* **What you have to do**: Restate the records below word for word, leaving nothing out.

* **Record excerpts**:
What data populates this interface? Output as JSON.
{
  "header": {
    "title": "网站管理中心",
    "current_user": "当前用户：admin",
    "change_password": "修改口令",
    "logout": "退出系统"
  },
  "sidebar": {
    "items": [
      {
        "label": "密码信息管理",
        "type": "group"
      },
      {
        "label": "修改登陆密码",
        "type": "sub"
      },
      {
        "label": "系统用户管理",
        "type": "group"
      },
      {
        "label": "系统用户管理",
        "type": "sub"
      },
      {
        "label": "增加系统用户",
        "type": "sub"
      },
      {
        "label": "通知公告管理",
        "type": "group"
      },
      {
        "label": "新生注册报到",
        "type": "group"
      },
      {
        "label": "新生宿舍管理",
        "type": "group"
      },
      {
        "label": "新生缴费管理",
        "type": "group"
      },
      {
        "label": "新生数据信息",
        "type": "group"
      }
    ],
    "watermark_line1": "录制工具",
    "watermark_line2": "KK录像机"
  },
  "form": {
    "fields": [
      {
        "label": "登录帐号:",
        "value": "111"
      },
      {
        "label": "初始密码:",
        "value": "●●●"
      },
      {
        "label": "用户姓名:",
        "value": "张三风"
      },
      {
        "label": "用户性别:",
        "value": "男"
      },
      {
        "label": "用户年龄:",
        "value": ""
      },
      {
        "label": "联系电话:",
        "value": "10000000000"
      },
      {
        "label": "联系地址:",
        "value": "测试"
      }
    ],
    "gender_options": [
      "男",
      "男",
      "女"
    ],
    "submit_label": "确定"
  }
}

* **Exercise solution**:
What data populates this interface? Output as JSON.
{
  "header": {
    "title": "网站管理中心",
    "current_user": "当前用户：admin",
    "change_password": "修改口令",
    "logout": "退出系统"
  },
  "sidebar": {
    "items": [
      {
        "label": "密码信息管理",
        "type": "group"
      },
      {
        "label": "修改登陆密码",
        "type": "sub"
      },
      {
        "label": "系统用户管理",
        "type": "group"
      },
      {
        "label": "系统用户管理",
        "type": "sub"
      },
      {
        "label": "增加系统用户",
        "type": "sub"
      },
      {
        "label": "通知公告管理",
        "type": "group"
      },
      {
        "label": "新生注册报到",
        "type": "group"
      },
      {
        "label": "新生宿舍管理",
        "type": "group"
      },
      {
        "label": "新生缴费管理",
        "type": "group"
      },
      {
        "label": "新生数据信息",
        "type": "group"
      }
    ],
    "watermark_line1": "录制工具",
    "watermark_line2": "KK录像机"
  },
  "form": {
    "fields": [
      {
        "label": "登录帐号:",
        "value": "111"
      },
      {
        "label": "初始密码:",
        "value": "●●●"
      },
      {
        "label": "用户姓名:",
        "value": "张三风"
      },
      {
        "label": "用户性别:",
        "value": "男"
      },
      {
        "label": "用户年龄:",
        "value": ""
      },
      {
        "label": "联系电话:",
        "value": "10000000000"
      },
      {
        "label": "联系地址:",
        "value": "测试"
      }
    ],
    "gender_options": [
      "男",
      "男",
      "女"
    ],
    "submit_label": "确定"
  }
}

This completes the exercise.